Brook circles around the idea of an indigenous modernity, whether Indian, Russian, Chinese or Emirati, which would build on local traditions while guaranteeing individual freedom; but he never discusses in any detail what such modernity might look like. Brook blames liberalisation and its consequences for a number of the city’s least pleasant features—gated communities, proliferating slums, the breakdown of planning, the mania for renaming institutions as a substitute for developing new ones, and even the beggars on the Haji Ali causeway. However, most of these were present long before 1991, though population growth has exacerbated them. The harsh truth is that India has a very meagre tradition of urban planning. The subcontinent’s earliest civilisation is famed for its well laid out cities, but it was replaced by a society whose primary structuring principle was caste, and which, consequently, had little conception of the general good. Although some West Asian, mainly Persian, ideas percolated into Indian town planning, they never penetrated very deeply.

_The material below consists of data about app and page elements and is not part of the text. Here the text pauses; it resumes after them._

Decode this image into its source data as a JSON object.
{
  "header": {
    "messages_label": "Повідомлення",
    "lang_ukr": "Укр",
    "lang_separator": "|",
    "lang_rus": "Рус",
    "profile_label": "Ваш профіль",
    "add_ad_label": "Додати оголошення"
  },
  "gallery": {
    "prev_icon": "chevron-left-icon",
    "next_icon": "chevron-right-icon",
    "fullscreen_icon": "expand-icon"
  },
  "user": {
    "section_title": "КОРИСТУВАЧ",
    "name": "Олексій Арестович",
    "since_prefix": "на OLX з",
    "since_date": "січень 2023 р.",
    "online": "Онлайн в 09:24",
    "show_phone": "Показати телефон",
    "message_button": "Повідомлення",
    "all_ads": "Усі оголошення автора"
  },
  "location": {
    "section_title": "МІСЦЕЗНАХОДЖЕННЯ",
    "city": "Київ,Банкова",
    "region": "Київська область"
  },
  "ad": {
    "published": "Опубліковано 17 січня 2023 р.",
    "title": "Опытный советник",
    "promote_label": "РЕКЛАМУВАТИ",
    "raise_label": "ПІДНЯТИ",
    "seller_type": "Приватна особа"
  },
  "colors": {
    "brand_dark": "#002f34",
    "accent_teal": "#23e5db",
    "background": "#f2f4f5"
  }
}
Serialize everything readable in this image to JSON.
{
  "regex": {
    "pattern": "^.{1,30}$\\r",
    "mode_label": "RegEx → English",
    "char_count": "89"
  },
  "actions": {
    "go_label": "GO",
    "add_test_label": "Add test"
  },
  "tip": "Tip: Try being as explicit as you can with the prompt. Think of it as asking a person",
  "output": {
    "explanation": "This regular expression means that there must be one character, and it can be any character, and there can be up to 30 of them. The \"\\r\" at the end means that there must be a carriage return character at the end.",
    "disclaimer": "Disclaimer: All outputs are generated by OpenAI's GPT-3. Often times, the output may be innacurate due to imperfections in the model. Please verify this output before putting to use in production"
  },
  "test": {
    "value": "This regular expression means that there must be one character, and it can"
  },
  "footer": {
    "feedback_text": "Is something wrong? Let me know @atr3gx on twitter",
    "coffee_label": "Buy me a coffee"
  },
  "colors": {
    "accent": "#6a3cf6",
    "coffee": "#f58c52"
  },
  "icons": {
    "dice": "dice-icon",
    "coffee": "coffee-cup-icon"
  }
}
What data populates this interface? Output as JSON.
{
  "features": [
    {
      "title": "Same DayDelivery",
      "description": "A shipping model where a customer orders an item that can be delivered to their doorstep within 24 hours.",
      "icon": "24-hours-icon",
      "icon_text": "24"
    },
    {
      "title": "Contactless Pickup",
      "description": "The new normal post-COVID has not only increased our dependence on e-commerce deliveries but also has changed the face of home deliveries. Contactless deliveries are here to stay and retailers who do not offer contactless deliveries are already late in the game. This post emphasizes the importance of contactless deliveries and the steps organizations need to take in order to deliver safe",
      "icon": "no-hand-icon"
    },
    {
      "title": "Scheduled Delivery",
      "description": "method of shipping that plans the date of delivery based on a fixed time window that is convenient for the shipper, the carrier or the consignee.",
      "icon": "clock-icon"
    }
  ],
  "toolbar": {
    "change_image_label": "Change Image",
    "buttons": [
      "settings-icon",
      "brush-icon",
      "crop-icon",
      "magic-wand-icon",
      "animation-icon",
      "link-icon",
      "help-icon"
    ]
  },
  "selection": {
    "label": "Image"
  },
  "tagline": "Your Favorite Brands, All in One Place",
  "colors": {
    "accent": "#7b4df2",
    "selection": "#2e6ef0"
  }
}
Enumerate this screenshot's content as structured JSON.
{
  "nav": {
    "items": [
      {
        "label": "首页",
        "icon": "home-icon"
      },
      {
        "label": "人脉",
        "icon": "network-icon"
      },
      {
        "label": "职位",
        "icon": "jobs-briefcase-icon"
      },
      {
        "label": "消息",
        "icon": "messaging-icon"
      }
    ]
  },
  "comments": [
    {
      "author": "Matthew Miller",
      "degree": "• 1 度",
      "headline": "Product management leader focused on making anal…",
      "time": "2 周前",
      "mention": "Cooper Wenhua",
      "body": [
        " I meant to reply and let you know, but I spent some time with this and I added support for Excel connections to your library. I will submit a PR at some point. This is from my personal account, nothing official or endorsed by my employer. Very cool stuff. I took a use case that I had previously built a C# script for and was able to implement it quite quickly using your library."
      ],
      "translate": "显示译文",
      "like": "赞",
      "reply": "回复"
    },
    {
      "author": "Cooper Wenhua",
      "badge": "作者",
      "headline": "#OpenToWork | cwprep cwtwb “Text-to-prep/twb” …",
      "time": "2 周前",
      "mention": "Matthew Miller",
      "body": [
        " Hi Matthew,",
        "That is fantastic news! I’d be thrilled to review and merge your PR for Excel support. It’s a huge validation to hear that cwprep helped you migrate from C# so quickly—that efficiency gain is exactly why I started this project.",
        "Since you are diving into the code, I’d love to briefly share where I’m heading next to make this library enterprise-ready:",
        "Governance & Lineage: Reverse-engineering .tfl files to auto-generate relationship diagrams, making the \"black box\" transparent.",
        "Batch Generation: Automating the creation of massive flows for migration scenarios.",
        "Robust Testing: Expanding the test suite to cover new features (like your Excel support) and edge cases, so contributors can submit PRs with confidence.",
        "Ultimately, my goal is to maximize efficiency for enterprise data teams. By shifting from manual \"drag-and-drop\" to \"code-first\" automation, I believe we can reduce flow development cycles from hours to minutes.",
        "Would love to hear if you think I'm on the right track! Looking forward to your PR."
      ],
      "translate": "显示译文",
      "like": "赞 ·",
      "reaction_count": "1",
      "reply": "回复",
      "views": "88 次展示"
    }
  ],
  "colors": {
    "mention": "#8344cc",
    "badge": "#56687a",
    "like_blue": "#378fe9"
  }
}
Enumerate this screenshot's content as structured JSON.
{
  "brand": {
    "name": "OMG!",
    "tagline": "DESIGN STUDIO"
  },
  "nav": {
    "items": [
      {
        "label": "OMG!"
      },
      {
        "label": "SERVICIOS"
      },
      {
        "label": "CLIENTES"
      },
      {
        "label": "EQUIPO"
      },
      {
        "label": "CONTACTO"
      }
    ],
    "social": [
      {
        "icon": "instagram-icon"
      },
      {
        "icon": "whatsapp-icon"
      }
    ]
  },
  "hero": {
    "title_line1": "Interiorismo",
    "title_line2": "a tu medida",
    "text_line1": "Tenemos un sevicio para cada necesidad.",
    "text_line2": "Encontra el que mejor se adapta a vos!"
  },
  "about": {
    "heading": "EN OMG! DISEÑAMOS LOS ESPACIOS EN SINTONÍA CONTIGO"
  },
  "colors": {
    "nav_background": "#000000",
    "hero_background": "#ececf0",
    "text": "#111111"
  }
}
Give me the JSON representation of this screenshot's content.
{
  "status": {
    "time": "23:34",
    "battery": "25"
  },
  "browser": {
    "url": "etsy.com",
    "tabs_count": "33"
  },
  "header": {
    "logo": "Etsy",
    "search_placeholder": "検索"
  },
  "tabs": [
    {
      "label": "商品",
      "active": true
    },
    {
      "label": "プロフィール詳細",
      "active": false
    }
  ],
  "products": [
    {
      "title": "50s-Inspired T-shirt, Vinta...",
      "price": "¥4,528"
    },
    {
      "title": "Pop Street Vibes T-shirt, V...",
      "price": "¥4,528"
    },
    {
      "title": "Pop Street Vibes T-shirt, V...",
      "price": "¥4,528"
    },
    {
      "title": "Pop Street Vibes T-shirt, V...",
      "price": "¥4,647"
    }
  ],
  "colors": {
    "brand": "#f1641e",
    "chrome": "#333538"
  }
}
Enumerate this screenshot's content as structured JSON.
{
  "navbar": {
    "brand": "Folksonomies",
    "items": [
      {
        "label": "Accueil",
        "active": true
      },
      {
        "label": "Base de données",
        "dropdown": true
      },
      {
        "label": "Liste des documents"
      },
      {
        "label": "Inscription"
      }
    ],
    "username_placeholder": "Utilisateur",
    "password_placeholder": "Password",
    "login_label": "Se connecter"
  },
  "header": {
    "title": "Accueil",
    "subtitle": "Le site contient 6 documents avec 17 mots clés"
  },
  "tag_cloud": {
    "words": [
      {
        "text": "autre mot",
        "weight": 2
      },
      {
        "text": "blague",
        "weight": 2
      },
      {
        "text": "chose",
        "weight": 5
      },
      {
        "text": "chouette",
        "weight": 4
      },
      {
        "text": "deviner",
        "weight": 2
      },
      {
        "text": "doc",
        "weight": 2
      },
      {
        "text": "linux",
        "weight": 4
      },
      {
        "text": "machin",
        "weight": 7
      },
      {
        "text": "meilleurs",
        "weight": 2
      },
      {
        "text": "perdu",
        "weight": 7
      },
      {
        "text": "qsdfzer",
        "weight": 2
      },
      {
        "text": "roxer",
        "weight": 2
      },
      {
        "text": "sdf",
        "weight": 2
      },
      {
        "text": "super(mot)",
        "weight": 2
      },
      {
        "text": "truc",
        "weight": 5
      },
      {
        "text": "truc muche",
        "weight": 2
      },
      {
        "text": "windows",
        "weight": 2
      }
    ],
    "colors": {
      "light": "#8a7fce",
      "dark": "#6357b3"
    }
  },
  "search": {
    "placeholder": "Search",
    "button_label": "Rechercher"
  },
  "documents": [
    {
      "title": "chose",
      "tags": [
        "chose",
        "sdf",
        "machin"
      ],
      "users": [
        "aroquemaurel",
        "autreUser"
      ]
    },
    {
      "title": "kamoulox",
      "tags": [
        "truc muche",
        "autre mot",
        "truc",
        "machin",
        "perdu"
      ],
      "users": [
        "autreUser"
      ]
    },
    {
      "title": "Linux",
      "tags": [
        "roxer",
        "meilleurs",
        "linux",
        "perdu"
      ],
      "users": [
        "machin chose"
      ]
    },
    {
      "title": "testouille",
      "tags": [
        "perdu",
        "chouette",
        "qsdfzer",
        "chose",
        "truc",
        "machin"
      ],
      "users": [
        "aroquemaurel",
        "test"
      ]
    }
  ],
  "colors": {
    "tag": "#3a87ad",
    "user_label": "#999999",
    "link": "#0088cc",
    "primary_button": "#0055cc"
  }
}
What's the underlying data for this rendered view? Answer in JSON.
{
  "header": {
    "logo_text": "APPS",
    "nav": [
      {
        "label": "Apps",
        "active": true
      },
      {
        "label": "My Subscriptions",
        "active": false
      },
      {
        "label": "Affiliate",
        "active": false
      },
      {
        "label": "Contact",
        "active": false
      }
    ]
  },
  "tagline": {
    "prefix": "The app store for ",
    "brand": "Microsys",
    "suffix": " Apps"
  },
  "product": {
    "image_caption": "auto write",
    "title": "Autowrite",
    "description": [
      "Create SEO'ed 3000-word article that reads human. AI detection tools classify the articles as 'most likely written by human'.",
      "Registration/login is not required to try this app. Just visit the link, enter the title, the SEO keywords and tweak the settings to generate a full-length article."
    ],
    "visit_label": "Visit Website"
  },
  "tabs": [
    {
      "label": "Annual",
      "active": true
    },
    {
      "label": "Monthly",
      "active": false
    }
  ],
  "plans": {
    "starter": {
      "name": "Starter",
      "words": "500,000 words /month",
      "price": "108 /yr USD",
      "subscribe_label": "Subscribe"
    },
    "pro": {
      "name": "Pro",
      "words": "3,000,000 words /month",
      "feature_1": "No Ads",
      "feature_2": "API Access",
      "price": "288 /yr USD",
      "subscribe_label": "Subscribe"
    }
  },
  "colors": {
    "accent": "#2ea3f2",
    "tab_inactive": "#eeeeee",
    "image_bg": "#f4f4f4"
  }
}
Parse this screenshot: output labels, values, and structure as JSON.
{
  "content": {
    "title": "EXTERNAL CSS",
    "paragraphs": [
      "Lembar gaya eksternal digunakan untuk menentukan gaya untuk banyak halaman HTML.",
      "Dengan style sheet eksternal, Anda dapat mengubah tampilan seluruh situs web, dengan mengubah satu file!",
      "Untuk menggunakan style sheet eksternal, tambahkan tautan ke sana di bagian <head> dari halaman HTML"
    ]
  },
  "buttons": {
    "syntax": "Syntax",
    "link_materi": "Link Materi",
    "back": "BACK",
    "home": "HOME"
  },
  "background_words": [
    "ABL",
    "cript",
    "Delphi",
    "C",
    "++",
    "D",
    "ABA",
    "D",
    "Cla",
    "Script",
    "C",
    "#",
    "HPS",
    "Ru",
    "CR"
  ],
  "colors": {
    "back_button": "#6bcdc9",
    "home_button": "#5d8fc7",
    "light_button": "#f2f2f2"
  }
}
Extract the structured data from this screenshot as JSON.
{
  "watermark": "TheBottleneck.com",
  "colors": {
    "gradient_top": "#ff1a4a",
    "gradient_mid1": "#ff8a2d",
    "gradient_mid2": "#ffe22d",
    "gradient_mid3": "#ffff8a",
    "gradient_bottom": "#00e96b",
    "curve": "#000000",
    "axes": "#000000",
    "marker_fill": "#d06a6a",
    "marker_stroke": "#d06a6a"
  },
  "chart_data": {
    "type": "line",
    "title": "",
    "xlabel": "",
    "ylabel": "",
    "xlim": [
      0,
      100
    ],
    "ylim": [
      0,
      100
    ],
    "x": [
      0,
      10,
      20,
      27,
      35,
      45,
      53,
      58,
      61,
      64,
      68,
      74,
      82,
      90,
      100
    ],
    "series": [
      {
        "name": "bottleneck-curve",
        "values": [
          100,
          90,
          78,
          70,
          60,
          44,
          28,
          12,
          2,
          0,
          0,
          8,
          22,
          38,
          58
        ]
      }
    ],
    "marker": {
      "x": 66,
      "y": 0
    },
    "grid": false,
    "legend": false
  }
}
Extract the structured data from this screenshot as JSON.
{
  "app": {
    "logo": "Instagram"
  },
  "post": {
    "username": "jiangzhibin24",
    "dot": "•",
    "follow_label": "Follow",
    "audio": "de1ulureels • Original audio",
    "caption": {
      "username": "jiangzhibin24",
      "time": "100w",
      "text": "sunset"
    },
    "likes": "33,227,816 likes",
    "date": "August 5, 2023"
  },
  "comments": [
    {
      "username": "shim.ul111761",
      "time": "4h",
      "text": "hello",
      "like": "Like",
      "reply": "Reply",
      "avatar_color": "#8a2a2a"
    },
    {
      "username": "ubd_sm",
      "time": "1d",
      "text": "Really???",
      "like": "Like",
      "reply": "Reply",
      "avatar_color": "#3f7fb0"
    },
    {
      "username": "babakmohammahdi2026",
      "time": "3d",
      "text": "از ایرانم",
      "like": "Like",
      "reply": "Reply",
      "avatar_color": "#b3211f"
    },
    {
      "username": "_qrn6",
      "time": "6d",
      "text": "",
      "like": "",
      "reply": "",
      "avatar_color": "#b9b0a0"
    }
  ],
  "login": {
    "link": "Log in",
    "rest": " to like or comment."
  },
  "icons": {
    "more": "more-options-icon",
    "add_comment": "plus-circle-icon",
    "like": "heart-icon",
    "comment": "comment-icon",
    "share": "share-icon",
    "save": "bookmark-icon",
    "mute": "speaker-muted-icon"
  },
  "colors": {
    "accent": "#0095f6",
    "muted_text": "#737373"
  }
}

In contrast to India, as also Russia and the United Arab Emirates, China is heir to a glorious tradition of infrastructure building. Brook might be correct to reject the skyscrapers of Pudong, Shanghai’s newly built business district, as a soulless antithesis of the city’s Jazz Age buildings on the Bund, and to lament the Cultural Revolution’s erasure of traditional knowledge. What he does not recognise is the relationship of China’s current construction boom with the Great Wall (or Great Walls) and the Forbidden City. Tradition is not merely a matter of building in wood and bamboo, but also of the scope of imagination a culture permits itself, and the ability to execute projects on the most massive scale. Of course, China also executes people on a massive scale. The most pressing question in the world today, one which nobody can answer, is whether it will find a way to keep building and stop killing.